A Hidden Agenda: an algebraic combination of the object and logic paradigms

Grant Malcolm

(Oxford University)

This talk describes a programme of research directed to unifying the functional, logic, and object paradigms in an algebraic setting. Our chief resource in this endeavour is "hidden algebra", a framework that allows the specification of abstract machines with hidden local state.

The initial goal of our research was both straightforward and ambitious: to give a semantics for software engineering, and in particular for the object paradigm, supporting correctness proofs that are as simple and mechanical as possible. This emphasises proofs rather than models, and thus suggests an equational approach, because equational logic is fully expressive, yet simple and has a great deal of mechanical support.

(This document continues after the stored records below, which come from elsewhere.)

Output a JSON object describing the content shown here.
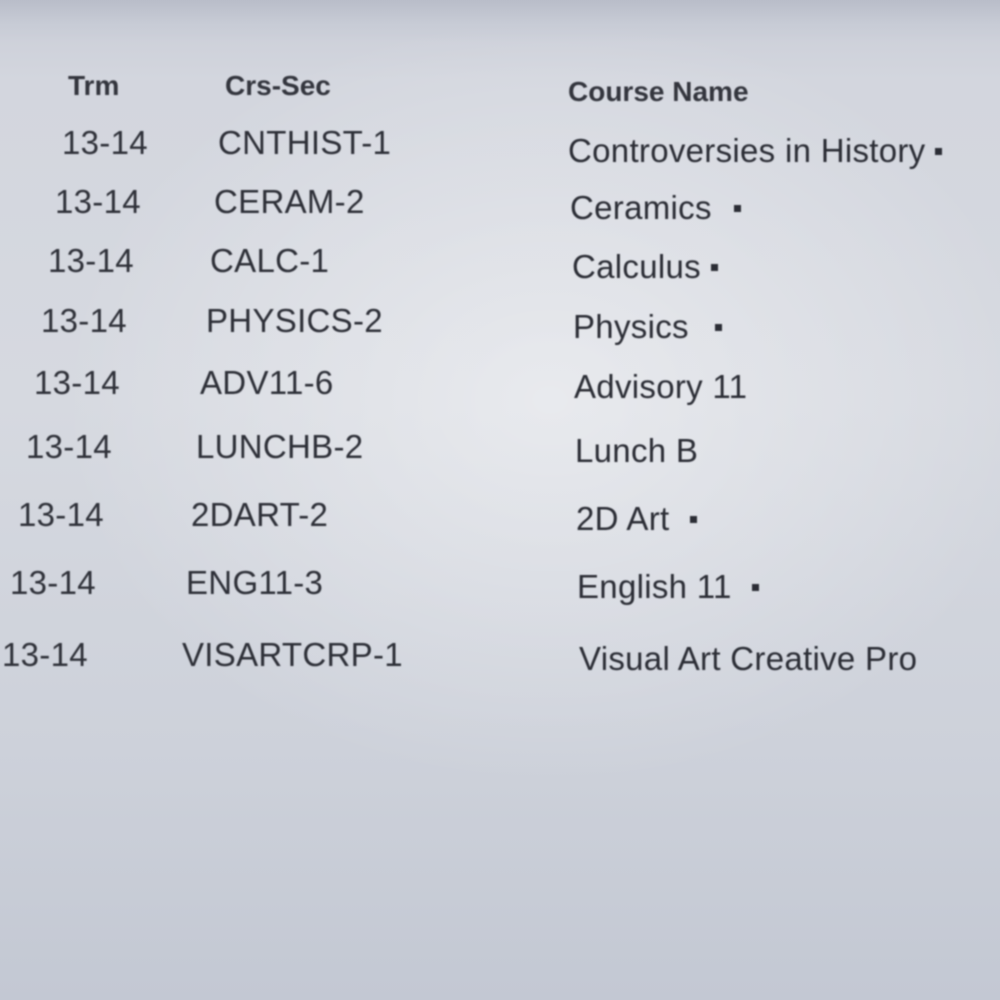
{
  "table": {
    "headers": {
      "term": "Trm",
      "course_section": "Crs-Sec",
      "course_name": "Course Name"
    },
    "rows": [
      {
        "term": "13-14",
        "course_section": "CNTHIST-1",
        "course_name": "Controversies in History",
        "marked": true
      },
      {
        "term": "13-14",
        "course_section": "CERAM-2",
        "course_name": "Ceramics",
        "marked": true
      },
      {
        "term": "13-14",
        "course_section": "CALC-1",
        "course_name": "Calculus",
        "marked": true
      },
      {
        "term": "13-14",
        "course_section": "PHYSICS-2",
        "course_name": "Physics",
        "marked": true
      },
      {
        "term": "13-14",
        "course_section": "ADV11-6",
        "course_name": "Advisory 11",
        "marked": false
      },
      {
        "term": "13-14",
        "course_section": "LUNCHB-2",
        "course_name": "Lunch B",
        "marked": false
      },
      {
        "term": "13-14",
        "course_section": "2DART-2",
        "course_name": "2D Art",
        "marked": true
      },
      {
        "term": "13-14",
        "course_section": "ENG11-3",
        "course_name": "English 11",
        "marked": true
      },
      {
        "term": "13-14",
        "course_section": "VISARTCRP-1",
        "course_name": "Visual Art Creative Pro",
        "marked": false
      }
    ]
  }
}
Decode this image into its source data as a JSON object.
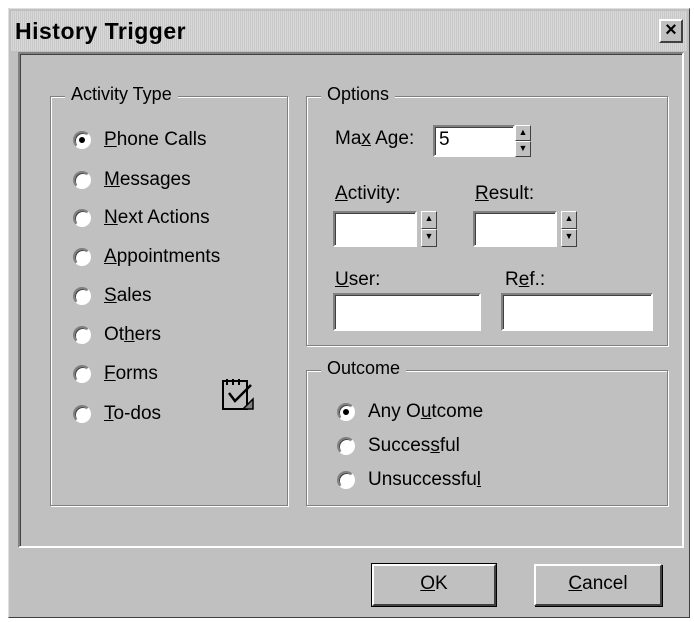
{
  "window": {
    "title": "History Trigger",
    "close_glyph": "×"
  },
  "activity_type": {
    "legend": "Activity Type",
    "items": [
      {
        "pre": "",
        "ul": "P",
        "post": "hone Calls",
        "checked": true
      },
      {
        "pre": "",
        "ul": "M",
        "post": "essages",
        "checked": false
      },
      {
        "pre": "",
        "ul": "N",
        "post": "ext Actions",
        "checked": false
      },
      {
        "pre": "",
        "ul": "A",
        "post": "ppointments",
        "checked": false
      },
      {
        "pre": "",
        "ul": "S",
        "post": "ales",
        "checked": false
      },
      {
        "pre": "Ot",
        "ul": "h",
        "post": "ers",
        "checked": false
      },
      {
        "pre": "",
        "ul": "F",
        "post": "orms",
        "checked": false
      },
      {
        "pre": "",
        "ul": "T",
        "post": "o-dos",
        "checked": false
      }
    ],
    "icon": "notepad-check-icon"
  },
  "options": {
    "legend": "Options",
    "max_age": {
      "pre": "Ma",
      "ul": "x",
      "post": " Age:",
      "value": "5"
    },
    "activity": {
      "pre": "",
      "ul": "A",
      "post": "ctivity:",
      "value": ""
    },
    "result": {
      "pre": "",
      "ul": "R",
      "post": "esult:",
      "value": ""
    },
    "user": {
      "pre": "",
      "ul": "U",
      "post": "ser:",
      "value": ""
    },
    "ref": {
      "pre": "R",
      "ul": "e",
      "post": "f.:",
      "value": ""
    }
  },
  "outcome": {
    "legend": "Outcome",
    "items": [
      {
        "pre": "Any O",
        "ul": "u",
        "post": "tcome",
        "checked": true
      },
      {
        "pre": "Succes",
        "ul": "s",
        "post": "ful",
        "checked": false
      },
      {
        "pre": "Unsuccessfu",
        "ul": "l",
        "post": "",
        "checked": false
      }
    ]
  },
  "buttons": {
    "ok": {
      "pre": "",
      "ul": "O",
      "post": "K"
    },
    "cancel": {
      "pre": "",
      "ul": "C",
      "post": "ancel"
    }
  }
}
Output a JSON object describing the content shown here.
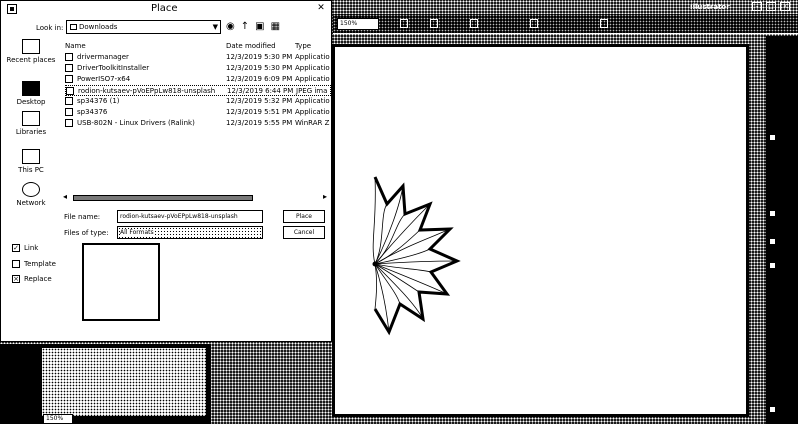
{
  "app": {
    "title": "Illustrator",
    "zoom": "150%",
    "bottom_zoom": "150%"
  },
  "dialog": {
    "title": "Place",
    "close": "✕",
    "look_in_label": "Look in:",
    "look_in_value": "Downloads",
    "places": [
      {
        "label": "Recent places"
      },
      {
        "label": "Desktop"
      },
      {
        "label": "Libraries"
      },
      {
        "label": "This PC"
      },
      {
        "label": "Network"
      }
    ],
    "columns": {
      "name": "Name",
      "date": "Date modified",
      "type": "Type"
    },
    "files": [
      {
        "name": "drivermanager",
        "date": "12/3/2019 5:30 PM",
        "type": "Applicatio"
      },
      {
        "name": "DriverToolkitInstaller",
        "date": "12/3/2019 5:30 PM",
        "type": "Applicatio"
      },
      {
        "name": "PowerISO7-x64",
        "date": "12/3/2019 6:09 PM",
        "type": "Applicatio"
      },
      {
        "name": "rodion-kutsaev-pVoEPpLw818-unsplash",
        "date": "12/3/2019 6:44 PM",
        "type": "JPEG ima"
      },
      {
        "name": "sp34376 (1)",
        "date": "12/3/2019 5:32 PM",
        "type": "Applicatio"
      },
      {
        "name": "sp34376",
        "date": "12/3/2019 5:51 PM",
        "type": "Applicatio"
      },
      {
        "name": "USB-802N - Linux Drivers (Ralink)",
        "date": "12/3/2019 5:55 PM",
        "type": "WinRAR Z"
      }
    ],
    "file_name_label": "File name:",
    "file_name_value": "rodion-kutsaev-pVoEPpLw818-unsplash",
    "file_type_label": "Files of type:",
    "file_type_value": "All Formats",
    "place_button": "Place",
    "cancel_button": "Cancel",
    "options": [
      {
        "label": "Link",
        "checked": true
      },
      {
        "label": "Template",
        "checked": false
      },
      {
        "label": "Replace",
        "checked": false
      }
    ]
  }
}
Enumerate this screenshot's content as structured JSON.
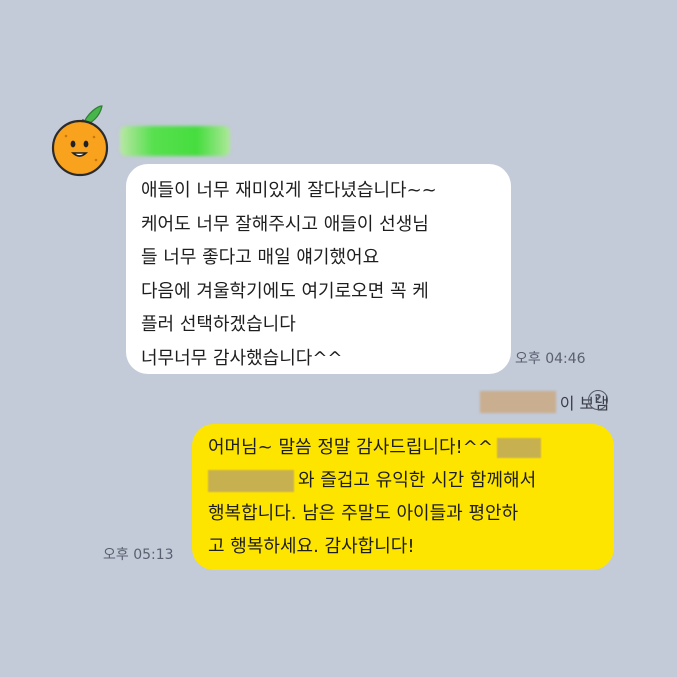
{
  "incoming": {
    "avatar_icon": "orange-character-icon",
    "lines": [
      "애들이 너무 재미있게 잘다녔습니다~~",
      "케어도 너무 잘해주시고 애들이 선생님",
      "들 너무 좋다고 매일 얘기했어요",
      "다음에 겨울학기에도 여기로오면 꼭 케",
      "플러 선택하겠습니다",
      "너무너무 감사했습니다^^"
    ],
    "time": "오후 04:46"
  },
  "sent_by": {
    "suffix": "이 보냄",
    "help_icon": "question-circle-icon"
  },
  "outgoing": {
    "line1": "어머님~ 말씀 정말 감사드립니다!^^",
    "line2": "와 즐겁고 유익한 시간 함께해서",
    "line3": "행복합니다. 남은 주말도 아이들과 평안하",
    "line4": "고 행복하세요. 감사합니다!",
    "time": "오후 05:13"
  },
  "colors": {
    "background": "#c3cad8",
    "incoming_bubble": "#ffffff",
    "outgoing_bubble": "#fee500"
  }
}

Hidden algebra takes as basic the notion of behavioural abstraction, or more precisely, behavioural satisfaction: our specifications characterise how objects (and systems) behave, not how they are implemented; they provide a notion of behavioural type, which we prefer to call a hidden theory.

Building on the algebraic specification tradition, hidden algebra uses some sorts for data values (of attributes) as in the algebraic approach to data types, and some for states, as in the algebraic approach to abstract machines; the latter give us objects and classes. These two uses of sort are dual: induction establishes properties of data types, while coinduction establishes properties of objects. Similarly, initiality is important for data types, whereas finality is important for objects. Our correctness proofs show that one such theory behaviourally satisfies another.

An important contribution of this programme of research is the development of powerful hidden coinduction techniques for proving behavioural correctness of object systems.
Tuesday 11th February 1997, 14:30
Seminar Room 322
Department of Computer Science